WHAT NEEDS TO BE DONE: The answer must consist of every line in the data below that holds the word "note".
--- START ---
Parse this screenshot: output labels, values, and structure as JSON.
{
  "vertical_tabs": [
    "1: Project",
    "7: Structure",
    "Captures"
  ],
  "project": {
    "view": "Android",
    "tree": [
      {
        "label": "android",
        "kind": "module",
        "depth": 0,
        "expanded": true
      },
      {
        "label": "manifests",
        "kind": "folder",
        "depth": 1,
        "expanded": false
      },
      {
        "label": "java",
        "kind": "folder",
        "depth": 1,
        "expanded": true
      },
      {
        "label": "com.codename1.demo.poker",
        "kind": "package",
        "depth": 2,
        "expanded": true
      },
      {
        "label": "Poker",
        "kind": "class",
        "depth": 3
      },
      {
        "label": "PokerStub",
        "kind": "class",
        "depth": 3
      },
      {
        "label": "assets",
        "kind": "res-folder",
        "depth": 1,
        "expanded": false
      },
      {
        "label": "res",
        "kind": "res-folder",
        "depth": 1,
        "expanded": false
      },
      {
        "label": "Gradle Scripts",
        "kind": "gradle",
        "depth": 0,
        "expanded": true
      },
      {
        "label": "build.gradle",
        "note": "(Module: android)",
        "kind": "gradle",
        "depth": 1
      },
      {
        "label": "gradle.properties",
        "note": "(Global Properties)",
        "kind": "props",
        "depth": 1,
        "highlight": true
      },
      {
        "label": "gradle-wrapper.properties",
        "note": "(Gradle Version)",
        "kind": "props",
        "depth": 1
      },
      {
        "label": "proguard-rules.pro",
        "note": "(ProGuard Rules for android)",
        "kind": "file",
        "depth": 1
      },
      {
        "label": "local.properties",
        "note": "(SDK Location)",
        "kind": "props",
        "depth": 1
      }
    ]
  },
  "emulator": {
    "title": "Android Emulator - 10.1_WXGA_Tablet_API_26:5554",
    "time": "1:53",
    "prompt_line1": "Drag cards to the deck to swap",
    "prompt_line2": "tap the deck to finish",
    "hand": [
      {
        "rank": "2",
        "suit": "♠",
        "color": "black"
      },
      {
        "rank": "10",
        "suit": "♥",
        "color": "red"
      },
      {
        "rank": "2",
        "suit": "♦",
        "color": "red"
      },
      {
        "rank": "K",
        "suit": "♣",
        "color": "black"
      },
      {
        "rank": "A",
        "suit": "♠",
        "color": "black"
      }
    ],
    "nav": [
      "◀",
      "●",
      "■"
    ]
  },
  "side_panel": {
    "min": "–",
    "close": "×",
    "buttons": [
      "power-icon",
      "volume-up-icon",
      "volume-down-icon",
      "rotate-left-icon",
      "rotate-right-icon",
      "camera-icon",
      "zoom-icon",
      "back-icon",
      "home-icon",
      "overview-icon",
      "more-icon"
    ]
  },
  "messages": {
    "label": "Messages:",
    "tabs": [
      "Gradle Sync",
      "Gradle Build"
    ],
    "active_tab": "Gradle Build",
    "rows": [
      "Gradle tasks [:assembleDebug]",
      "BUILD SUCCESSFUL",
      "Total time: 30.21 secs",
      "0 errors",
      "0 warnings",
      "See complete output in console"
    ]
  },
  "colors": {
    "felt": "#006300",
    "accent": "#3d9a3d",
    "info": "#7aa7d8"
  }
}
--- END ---
TASK SOLUTION:
        "note": "(Module: android)",
        "note": "(Global Properties)",
        "note": "(Gradle Version)",
        "note": "(ProGuard Rules for android)",
        "note": "(SDK Location)",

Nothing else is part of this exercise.